◆ **Task item**
Search the data below for the string "amount". Extract every line that contains it.

◆ **Supplied material**

------------------------------------------------------------------------

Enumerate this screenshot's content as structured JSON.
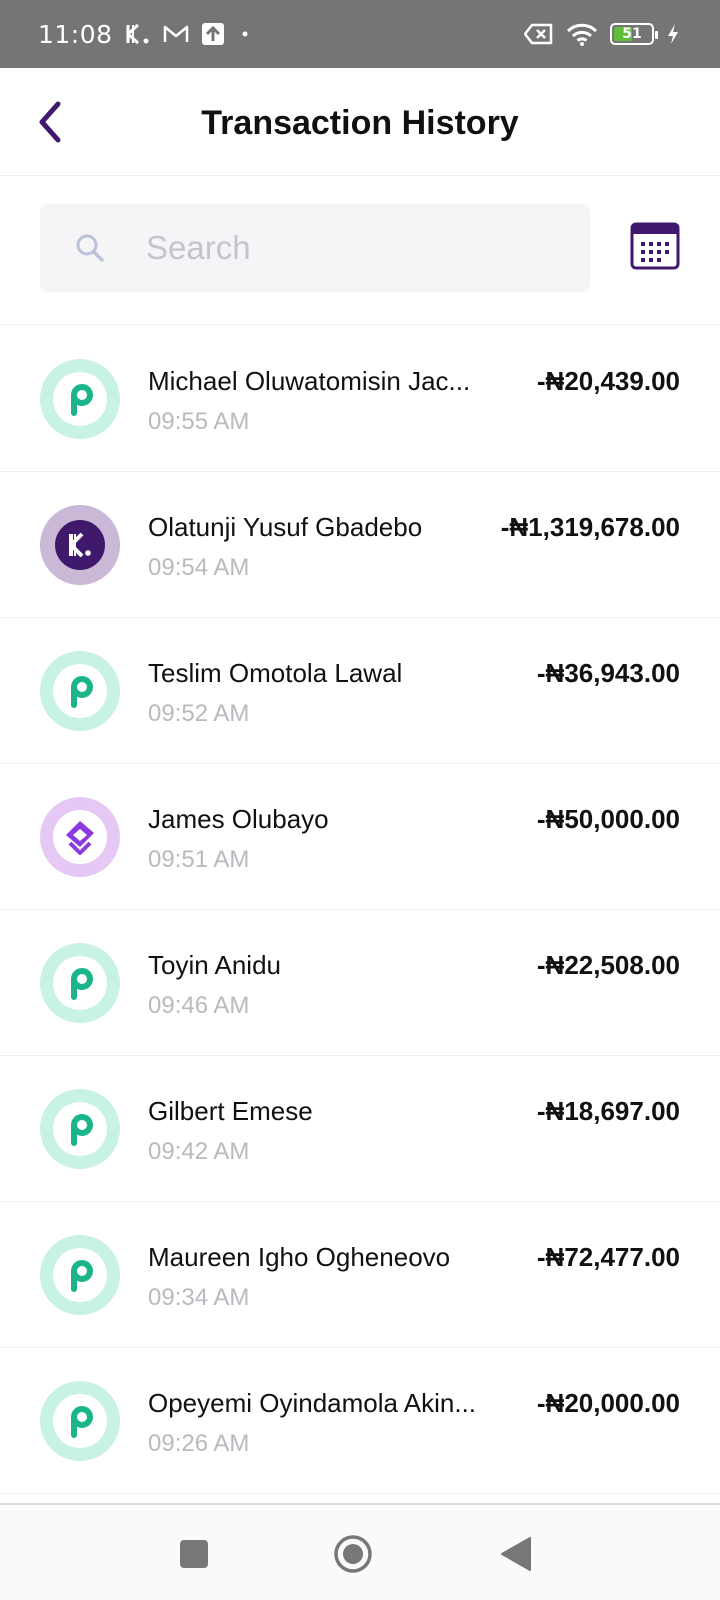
{
  "status_bar": {
    "time": "11:08",
    "battery_level": "51",
    "battery_fraction": 0.51,
    "icons": [
      "kuda-notification-icon",
      "gmail-icon",
      "upload-icon",
      "dot-icon",
      "battery-saver-icon",
      "wifi-icon",
      "battery-icon",
      "charging-icon"
    ]
  },
  "header": {
    "title": "Transaction History",
    "back_icon": "chevron-left-icon"
  },
  "search": {
    "placeholder": "Search",
    "value": "",
    "icon": "search-icon"
  },
  "calendar": {
    "icon": "calendar-icon"
  },
  "colors": {
    "accent": "#40196d",
    "palmpay_ring": "#c8f2e4",
    "palmpay_fill": "#1bb58c",
    "kuda_ring": "#c9b8d6",
    "kuda_fill": "#40196d",
    "opay_ring": "#e5c9f4",
    "opay_fill": "#8a3ae0"
  },
  "transactions": [
    {
      "name": "Michael Oluwatomisin Jac...",
      "time": "09:55 AM",
      "amount": "-₦20,439.00",
      "provider": "palmpay"
    },
    {
      "name": "Olatunji Yusuf Gbadebo",
      "time": "09:54 AM",
      "amount": "-₦1,319,678.00",
      "provider": "kuda"
    },
    {
      "name": "Teslim Omotola Lawal",
      "time": "09:52 AM",
      "amount": "-₦36,943.00",
      "provider": "palmpay"
    },
    {
      "name": "James Olubayo",
      "time": "09:51 AM",
      "amount": "-₦50,000.00",
      "provider": "moniepoint"
    },
    {
      "name": "Toyin Anidu",
      "time": "09:46 AM",
      "amount": "-₦22,508.00",
      "provider": "palmpay"
    },
    {
      "name": "Gilbert Emese",
      "time": "09:42 AM",
      "amount": "-₦18,697.00",
      "provider": "palmpay"
    },
    {
      "name": "Maureen Igho Ogheneovo",
      "time": "09:34 AM",
      "amount": "-₦72,477.00",
      "provider": "palmpay"
    },
    {
      "name": "Opeyemi Oyindamola Akin...",
      "time": "09:26 AM",
      "amount": "-₦20,000.00",
      "provider": "palmpay"
    }
  ],
  "nav": {
    "recents_icon": "square-icon",
    "home_icon": "circle-icon",
    "back_icon": "triangle-back-icon"
  }
}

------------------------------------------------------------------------

◆ **Answer to the exercise**
      "amount": "-₦20,439.00",
      "amount": "-₦1,319,678.00",
      "amount": "-₦36,943.00",
      "amount": "-₦50,000.00",
      "amount": "-₦22,508.00",
      "amount": "-₦18,697.00",
      "amount": "-₦72,477.00",
      "amount": "-₦20,000.00",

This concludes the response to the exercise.